Dr. Kimberly Petersen

Portrait of Dr. Kimberly PetersenDr. Kimberly Petersen (Chemistry and Biochemistry) received new funding from the Petroleum Research Fund (PRF) for the project “Regio- and Enantioselective Trifluoromethylation Reactions Through a Combined Directing Group/Chiral Trifluoromethylsilane Strategy”. Fluorinated compounds are becoming increasingly important in pharmaceuticals, agrochemicals and materials. Of particular note are trifluoromethylated molecules.
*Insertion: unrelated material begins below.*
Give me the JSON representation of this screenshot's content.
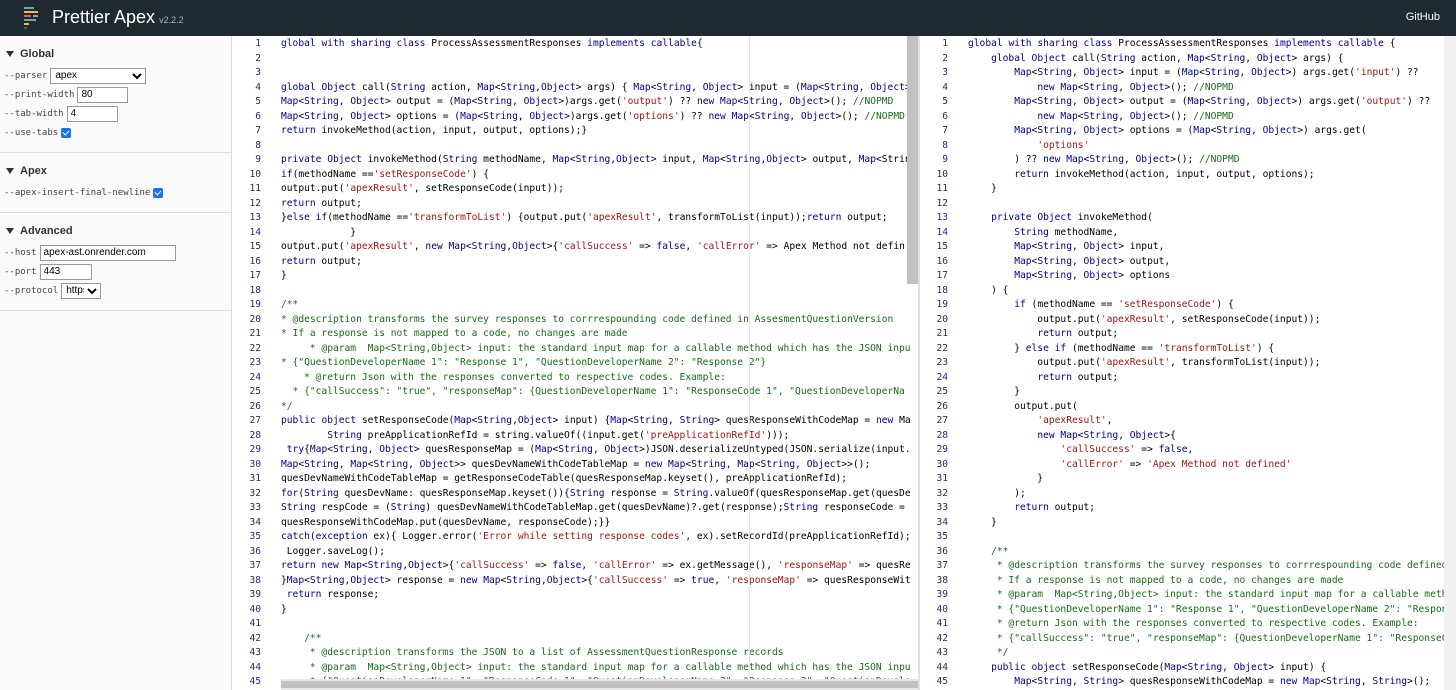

Unfortunately, despite more than 15 years of inquiry, the regio- and stereoselective incorporation of the trifluoromethyl group into organic molecules remains a challenge for chemists, the abstract notes.

Dr. Yashomati Patel
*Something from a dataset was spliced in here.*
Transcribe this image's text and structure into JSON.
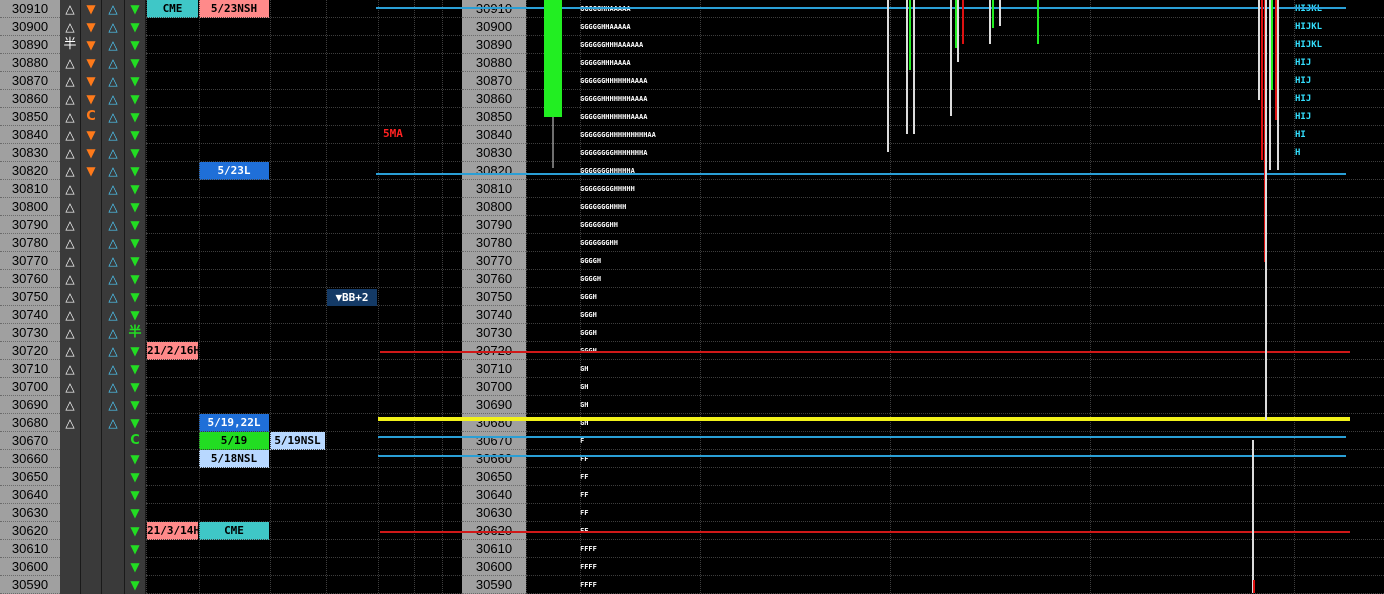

Portrait of Dr. Yashomati PatelDr. Yashomati Patel (Biology) received a grant from the university’s Open Access Publishing Support Fund for the article “Regulation of Myosin Light Chain Kinase during Insulin-Stimulated Glucose Uptake in 3T3-L1 Adipocytes” in PLOS One. It may be viewed at http://www.plosone.org/article/info%3Adoi%2F10.1371%2Fjournal.pone.0077248

The Open Access Publishing Support Fund primary guidelines guidelines may be found at: http://uncg.libguides.com/scholarlycomm

Bill Finley

Portrait of Bill FinleyBill Finley (University Libraries) has been named emeritus faculty. Finley retired this past summer. He came to UNCG in 1998 as head of the Special Collections and University Archives Department. He holds a PhD from Duke, a BA from the College of William and Mary, an MA from the University of Kentucky and an MLS from the University of South Carolina. Under his leadership, the department grew significantly and the collection was deepened and enriched. Finley is especially well known for his teaching and knowledge of the history of books and literature.

Hermann Trojanowski

Portrait of Hermann TrojanowskiHermann Trojanowski (University Libraries) has been named emeritus faculty. Trojanowski retired this past summer. He began working at the UNCG University Libraries while a graduate student here, and returned to become Assistant Archivist. He holds a BA from Greensboro College, an AA from Guilford Technical Community College and an MLIS from UNCG. Among other accomplishments he is known for his campus tours and his knowledge of the history of the institution – and he was instrumental in the development of the Betty H. Carter Women Veterans Project, for which he completed a number of oral history interviews.

Dr. Daniel Herr

Portrait of Dr. Daniel HerrDr. Daniel Herr (Joint School of Nanoscience and Nanoengineering) received additional funding from the Semiconductor Research Corporation (SRC) for JSNN undergraduate research opportunities.

Crumpton/Bradshaw

Contributions from Michael A. Crumpton and Agnes K. Bradshaw (University Libraries) are featured in a new book, “Revolutionizing the Development of Library and Information Professionals: Planning for the Future”. Crumpton is assistant dean for Administrative Services. Bradshaw is Human Resources Librarian. For more information see http://www.igi-global.com/book/revolutionizing-development-library-information-professionals/77398. This title is also part of the Advances in Library and Information Science (ALIS) book series, which aims to expand the body of library science literature by covering a wide range of topics affecting the profession and field at large.